bq. ‘I collect to keep the art community alive. I don’t approach it as simply an investment.’ – Marjorie Myers, Collector

Marjorie Myers showed her spirit of generosity by lending Kara Walker’s The Humane Acquisition of Chitlins to Reed College’s Douglas F. Cooley Memorial Art Gallery for an exhibition last month. The Portland stock trader buys art in three categories: works she predicts will be historically important (and thus someday desirable at auction); works by younger artists whom she wants to support, regardless of the potential resale value; and works, as she puts it simply, “that I like.” But she cautions that figuring out that last part can take some time. “You have to look at your first few years of collecting as your time in college,” she says.

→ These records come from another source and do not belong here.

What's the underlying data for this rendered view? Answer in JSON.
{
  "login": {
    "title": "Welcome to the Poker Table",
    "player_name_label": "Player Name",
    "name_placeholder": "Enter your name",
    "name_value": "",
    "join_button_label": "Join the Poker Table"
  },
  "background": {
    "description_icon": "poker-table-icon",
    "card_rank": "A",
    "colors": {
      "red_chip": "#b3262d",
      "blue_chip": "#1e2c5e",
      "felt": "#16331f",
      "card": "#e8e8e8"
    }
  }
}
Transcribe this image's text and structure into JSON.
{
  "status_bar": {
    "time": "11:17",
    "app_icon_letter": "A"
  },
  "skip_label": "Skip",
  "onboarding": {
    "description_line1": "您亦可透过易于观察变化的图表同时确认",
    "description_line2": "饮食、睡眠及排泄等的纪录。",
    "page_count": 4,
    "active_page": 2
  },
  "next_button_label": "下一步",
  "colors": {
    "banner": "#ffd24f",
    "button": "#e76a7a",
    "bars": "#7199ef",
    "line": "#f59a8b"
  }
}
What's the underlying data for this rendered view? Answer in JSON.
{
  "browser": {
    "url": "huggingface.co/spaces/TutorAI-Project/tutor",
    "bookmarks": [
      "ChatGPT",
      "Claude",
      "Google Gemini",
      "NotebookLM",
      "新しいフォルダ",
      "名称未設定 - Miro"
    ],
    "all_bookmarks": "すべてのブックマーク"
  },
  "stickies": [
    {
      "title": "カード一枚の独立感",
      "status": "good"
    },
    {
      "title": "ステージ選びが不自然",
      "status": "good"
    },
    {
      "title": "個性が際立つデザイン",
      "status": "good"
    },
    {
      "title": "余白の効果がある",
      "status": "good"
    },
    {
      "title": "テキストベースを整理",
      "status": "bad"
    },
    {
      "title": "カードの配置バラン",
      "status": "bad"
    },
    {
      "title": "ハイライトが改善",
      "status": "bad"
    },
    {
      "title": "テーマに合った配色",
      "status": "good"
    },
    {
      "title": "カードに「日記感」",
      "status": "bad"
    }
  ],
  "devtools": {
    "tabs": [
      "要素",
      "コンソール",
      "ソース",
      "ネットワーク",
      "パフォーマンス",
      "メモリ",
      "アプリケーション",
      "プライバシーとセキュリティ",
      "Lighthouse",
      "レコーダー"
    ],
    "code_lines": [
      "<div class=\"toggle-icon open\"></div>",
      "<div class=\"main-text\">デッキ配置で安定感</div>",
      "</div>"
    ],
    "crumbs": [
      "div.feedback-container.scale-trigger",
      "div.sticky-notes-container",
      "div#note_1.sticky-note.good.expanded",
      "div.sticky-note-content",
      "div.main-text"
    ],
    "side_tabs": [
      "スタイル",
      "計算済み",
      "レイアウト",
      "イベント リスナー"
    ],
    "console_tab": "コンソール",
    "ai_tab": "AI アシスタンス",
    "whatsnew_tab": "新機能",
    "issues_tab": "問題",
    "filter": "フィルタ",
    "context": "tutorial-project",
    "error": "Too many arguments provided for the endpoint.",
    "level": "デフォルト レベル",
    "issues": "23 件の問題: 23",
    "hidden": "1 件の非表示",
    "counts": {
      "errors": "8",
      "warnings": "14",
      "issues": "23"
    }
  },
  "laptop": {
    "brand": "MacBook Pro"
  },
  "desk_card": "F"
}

h3. ADVANCED COLLECTING

ONCE YOU’VE DEFINED your tastes and bought a few pieces you love, you may want to take your new hobby to the next level: obsession. Start here.

Study Abroad Join Portland arts consultant Jennifer Jacobs and and a small group of fellow sojourners on an intimate tour of the contemporary-art riches of foreign lands such as Buenos Aires, Beijing and Melbourne. You’ll stay in plush hotels, eat fine meals and gain VIP access to top museums, galleries, private collections, studios and art fairs—and even meet the people behind the scenes. Visit www.thejacobsgroup.net for information on 2008 trips.

Procure Prints Private dealer Jennifer Stoots represents photo-luminaries such as Elliott Erwitt and Steve Schapiro. At her occasional evening collecting seminars, you’ll learn the basics of collecting photography, from knowing the difference between vintage, modern and posthumous prints to understanding the relative desirability of low and high edition numbers—all in a casual setting where impromptu discussions frequently overtake the lecture format. Contact the Newspace Center for Photography (1632 SE 10th Ave; 503-963-1935) to register.